The wages of rage
A year of outrage
I must say, reading William Bennett's The Death of Outrage: Bill Clinton and the Assault on American Ideals opened my eyes to two alarming facts. First, I learned that William Bennett really, really dislikes Bill Clinton--not to mention Europeans, whose politics lacks morality. (Europeans may have some things to teach us about "say, wine or haute couteur," but on politics and morality "Americans have much to teach Europe.") Second, I learned that Americans' failure to loathe Clinton denotes a vast spiritual and moral lapse which poses a threat to American democracy "far different, more difficult to detect, more insidious" than Nazism, Japanese imperialism and Soviet communism ever were.
Where was the outrage? Are Americans really so decadent, cynical and bored that we would allow a president to get away with all that philandering with Monica Lewinsky and all that deception? Have we no concept of the seriousness of sin and its consequences? Maybe.
Or perhaps we're just wary of outrage. Perhaps we are too aware that outrage can lead to some strange events, as this past year amply demonstrates. (Or perhaps we're just outraged that William Bennett gets to make a good living pontificating about the decline of virtue and the death of outrage.)
Outrage may be out-outraged:
Bennett's Death of Outrage hit the New York Times best-seller list in September. Two months later, James Carville churned out . . . And the Horse He Rode in on: The People v. Kenneth Starr, in which he responds to Bennett's charges that Carville has unfairly attacked Starr: "Perhaps if Bill Bennett spent less time being sanctimonious and contemptuous and more time reading up on his American history and the First Amendment, he would be less likely to make asinine, historically inaccurate and downright goofy pronouncements in his attempt to rehabilitate the GOP's top hatchet man." The ragin' Cajun quickly surpassed Bennett on the Times list and has been outselling him ever since.
Outrage may land you with strange bedfellows:
After reading the Starr report, Larry Flynt wrote a letter to Ken Starr offering him a job writing for Hustler. "I am impressed by the salaciousness and voyeuristic nature of your work. The quality and quantity of the material you have assembled contains more pornographic references than those by 'Hustler Online' services this month."
Outrage--a slippery slope to absurdity?
According to the Buffalo News, Ross Perot "oozed out of the woodwork to charge that Clinton's capers are due to a cocaine habit."
Beware those prone to outrage, particularly if they're packin' heat:
Jerry Falwell believes the end is imminent and that the year 2000 computer problem may be an act of God creating mayhem around the world and igniting a revival preceding the rapture. In his $28 videotape, "A Christian's Guide to the Millennium Bug," Falwell says he plans to amass "food, sugar, gasoline--and ammunition," the Washington Post reported. "Because I'm blessed with a little food and my family is inside the house with me," he explains in the video, "I've got to be sure I can persuade others not to mess with us."
Outrage may frighten small children and many adults:
Bill and Monica were featured in Hell House, a controversial annual Halloween haunted house run by Abundant Life Christian Center in Arvada, Colorado.
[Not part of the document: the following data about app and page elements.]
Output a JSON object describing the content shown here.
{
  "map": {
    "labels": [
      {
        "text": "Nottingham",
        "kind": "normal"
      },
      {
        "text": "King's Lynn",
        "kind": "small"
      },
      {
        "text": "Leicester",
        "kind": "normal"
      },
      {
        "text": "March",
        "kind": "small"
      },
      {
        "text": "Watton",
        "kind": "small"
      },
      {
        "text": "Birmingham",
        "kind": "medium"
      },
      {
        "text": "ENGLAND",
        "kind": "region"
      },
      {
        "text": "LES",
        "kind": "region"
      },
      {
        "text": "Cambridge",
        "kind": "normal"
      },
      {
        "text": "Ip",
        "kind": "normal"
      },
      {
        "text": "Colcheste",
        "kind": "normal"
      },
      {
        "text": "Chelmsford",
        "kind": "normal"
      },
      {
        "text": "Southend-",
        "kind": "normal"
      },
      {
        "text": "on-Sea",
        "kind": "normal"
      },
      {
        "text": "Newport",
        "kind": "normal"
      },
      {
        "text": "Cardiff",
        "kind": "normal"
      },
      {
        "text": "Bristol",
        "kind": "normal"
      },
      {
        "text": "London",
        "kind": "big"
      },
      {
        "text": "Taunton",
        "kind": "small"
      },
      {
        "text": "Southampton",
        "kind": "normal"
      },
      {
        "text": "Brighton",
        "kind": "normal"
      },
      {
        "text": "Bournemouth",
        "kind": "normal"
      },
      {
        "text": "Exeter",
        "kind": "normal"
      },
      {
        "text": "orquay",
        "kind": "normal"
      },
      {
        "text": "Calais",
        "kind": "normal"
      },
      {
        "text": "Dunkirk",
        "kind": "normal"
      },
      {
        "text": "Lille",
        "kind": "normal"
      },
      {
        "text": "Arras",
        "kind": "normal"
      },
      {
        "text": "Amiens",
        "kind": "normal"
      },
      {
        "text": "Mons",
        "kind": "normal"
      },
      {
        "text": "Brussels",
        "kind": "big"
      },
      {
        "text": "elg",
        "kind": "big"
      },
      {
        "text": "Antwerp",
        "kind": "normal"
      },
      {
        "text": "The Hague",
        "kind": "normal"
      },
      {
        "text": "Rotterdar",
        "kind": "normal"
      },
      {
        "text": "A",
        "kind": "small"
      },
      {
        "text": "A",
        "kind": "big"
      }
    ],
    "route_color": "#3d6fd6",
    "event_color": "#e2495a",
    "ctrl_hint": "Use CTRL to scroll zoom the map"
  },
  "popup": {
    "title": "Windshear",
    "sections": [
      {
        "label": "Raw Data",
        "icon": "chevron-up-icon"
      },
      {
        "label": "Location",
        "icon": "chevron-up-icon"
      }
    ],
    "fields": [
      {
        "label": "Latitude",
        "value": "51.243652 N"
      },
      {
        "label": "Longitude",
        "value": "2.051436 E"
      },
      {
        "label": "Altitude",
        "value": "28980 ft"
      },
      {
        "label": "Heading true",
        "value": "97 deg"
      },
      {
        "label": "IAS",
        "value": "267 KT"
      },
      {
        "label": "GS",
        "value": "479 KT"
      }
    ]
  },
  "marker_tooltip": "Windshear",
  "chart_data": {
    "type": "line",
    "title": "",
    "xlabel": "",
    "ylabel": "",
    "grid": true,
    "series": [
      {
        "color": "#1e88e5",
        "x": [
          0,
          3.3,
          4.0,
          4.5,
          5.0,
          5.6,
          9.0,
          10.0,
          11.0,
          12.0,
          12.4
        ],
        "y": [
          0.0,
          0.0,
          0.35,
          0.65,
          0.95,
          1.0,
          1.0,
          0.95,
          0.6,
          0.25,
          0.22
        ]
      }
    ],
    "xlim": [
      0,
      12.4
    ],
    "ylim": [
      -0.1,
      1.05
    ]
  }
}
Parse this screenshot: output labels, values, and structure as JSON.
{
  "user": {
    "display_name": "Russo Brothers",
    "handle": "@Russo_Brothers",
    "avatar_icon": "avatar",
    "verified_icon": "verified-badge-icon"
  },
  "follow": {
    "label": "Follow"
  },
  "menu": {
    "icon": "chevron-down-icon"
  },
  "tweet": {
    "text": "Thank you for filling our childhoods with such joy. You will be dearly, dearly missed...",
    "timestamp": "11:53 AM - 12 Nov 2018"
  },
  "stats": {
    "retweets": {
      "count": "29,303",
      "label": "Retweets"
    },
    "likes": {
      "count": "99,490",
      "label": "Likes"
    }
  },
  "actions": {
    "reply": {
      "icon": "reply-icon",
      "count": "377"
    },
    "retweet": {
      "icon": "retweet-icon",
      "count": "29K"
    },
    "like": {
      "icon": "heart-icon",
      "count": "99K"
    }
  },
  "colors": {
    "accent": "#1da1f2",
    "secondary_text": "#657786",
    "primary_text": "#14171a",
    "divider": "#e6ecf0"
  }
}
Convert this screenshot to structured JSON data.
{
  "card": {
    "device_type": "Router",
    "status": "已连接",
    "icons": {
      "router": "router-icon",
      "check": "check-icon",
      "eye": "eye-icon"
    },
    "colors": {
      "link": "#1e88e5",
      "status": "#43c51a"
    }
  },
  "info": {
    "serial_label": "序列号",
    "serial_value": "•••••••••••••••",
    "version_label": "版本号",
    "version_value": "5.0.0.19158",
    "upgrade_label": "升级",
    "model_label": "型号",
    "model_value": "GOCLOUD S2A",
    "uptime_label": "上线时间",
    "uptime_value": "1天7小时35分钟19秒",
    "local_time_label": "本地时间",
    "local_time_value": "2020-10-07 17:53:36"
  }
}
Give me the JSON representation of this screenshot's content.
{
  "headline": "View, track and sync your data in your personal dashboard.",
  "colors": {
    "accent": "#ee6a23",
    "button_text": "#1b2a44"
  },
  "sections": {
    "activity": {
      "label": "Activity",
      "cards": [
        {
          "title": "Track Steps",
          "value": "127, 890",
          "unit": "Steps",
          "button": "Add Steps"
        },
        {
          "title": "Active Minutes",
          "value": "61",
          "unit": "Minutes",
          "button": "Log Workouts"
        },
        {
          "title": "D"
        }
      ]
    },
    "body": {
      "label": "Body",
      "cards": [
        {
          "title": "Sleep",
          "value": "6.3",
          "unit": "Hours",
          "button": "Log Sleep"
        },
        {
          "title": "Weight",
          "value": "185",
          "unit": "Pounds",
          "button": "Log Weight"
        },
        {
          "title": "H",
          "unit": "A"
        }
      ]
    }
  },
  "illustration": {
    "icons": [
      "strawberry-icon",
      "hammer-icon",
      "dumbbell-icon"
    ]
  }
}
A married couple depicted the famous pair in a suggestive Oval Office scene. "Three demon spirits--lies, lust and adultery--will show the undoing of the president of the United States," explained Keenan Roberts, director and founder of Hell House. In previous years, scenes at Hell House included a mock gay funeral; a car wreck caused by drunk driving; hell, in which people screamed and writhed on the floor; and an operating room in which a woman receives an abortion. Another new scene in Hell House '98: a teenage boy with a toy gun enacted a shooting spree in a high school cafeteria.
Outrage and hypocrisy:
Republicans fired up our indignation about the president's straying with an intern, only to confuse us when we learned that several among their own ranks were concealing adulterous affairs. Representative Dan Burton, who called Clinton a "scumbag," admitted fathering a child outside of marriage. Indiana State Senator Steven Johnson, also married, admitted to a sexual affair with a 23-year-old intern who worked in his office in 1997. Representative Helen Chenowith, a prominent critic of Clinton's sexual conduct, conceded she had carried on a six-year extramarital affair. The chairman of the House Judiciary Committee, Representative Henry Hyde, acknowledged that in his 40s he carried on an extramarital five-year fling with a married woman, though he discounted it as a "youthful indiscretion." Then, during the impeachment hearings, Representative Bob Livingston, in line to be speaker of the House, resigned his post after news of his extramarital affairs was leaked to the press. In a familiar refrain, he said he had sought spiritual counseling and the forgiveness of his family. "I was running for speaker, not sainthood."
There's a place for outrage. After all, Jesus overturned the money-changers' tables in the temple. When indulged by the rest of us, however, outrage is often a pretty graceless sight.